Dataset excerpts: Begin

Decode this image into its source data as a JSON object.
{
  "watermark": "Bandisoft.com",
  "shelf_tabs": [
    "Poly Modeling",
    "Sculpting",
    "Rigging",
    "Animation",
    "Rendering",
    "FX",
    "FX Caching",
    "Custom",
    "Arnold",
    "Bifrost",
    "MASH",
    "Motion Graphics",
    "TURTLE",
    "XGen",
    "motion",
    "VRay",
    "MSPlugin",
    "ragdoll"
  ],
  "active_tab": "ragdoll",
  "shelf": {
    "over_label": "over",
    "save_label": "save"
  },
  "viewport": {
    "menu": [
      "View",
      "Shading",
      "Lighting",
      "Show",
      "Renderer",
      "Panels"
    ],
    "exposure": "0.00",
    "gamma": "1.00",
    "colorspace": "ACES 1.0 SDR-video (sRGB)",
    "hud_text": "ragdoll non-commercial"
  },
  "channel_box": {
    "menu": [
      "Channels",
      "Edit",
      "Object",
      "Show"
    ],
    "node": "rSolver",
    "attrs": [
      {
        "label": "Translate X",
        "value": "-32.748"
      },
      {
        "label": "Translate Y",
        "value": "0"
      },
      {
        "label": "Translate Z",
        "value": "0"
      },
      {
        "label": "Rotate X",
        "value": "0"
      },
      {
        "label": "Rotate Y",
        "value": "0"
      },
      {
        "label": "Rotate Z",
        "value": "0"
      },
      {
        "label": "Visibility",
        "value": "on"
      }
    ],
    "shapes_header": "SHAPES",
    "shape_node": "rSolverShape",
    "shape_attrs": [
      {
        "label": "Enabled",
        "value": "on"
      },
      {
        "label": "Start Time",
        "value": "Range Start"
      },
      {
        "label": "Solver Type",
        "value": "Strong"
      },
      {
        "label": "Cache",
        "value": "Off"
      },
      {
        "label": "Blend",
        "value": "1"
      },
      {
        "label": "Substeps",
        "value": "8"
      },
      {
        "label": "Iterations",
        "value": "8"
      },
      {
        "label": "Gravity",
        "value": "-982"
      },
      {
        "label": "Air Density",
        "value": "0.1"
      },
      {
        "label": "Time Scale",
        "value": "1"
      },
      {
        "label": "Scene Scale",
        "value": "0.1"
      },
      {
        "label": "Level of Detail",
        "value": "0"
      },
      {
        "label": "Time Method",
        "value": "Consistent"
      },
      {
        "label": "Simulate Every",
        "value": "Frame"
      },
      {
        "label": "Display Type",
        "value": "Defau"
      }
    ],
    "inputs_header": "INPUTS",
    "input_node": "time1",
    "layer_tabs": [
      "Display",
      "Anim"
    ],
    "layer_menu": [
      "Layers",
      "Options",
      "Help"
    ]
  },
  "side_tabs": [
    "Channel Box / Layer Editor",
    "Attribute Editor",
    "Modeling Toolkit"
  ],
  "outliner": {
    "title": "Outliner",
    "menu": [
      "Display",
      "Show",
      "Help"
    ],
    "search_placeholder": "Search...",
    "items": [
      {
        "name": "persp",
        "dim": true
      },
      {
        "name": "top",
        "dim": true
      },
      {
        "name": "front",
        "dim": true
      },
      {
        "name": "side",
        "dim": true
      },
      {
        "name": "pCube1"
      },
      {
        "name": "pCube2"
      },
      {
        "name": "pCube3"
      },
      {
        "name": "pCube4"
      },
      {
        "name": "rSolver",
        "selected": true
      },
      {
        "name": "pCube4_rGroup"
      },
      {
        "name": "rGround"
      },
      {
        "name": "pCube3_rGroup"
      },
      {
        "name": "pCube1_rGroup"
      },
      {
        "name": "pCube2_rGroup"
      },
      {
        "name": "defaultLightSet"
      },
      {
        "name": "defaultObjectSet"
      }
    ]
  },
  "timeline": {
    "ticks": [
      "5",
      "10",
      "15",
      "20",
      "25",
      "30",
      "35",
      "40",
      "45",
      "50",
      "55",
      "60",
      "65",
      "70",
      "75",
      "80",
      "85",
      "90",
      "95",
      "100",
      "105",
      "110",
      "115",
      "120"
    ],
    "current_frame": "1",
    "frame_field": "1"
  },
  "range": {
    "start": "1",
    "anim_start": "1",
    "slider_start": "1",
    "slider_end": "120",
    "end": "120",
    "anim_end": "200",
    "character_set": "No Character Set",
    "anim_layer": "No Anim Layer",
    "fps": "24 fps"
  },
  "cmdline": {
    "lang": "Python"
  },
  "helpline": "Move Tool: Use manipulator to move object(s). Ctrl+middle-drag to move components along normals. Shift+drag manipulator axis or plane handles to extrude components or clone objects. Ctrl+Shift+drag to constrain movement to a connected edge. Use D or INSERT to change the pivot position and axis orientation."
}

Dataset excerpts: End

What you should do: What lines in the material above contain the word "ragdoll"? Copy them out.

Solution below:
    "ragdoll"
  "active_tab": "ragdoll",
    "hud_text": "ragdoll non-commercial"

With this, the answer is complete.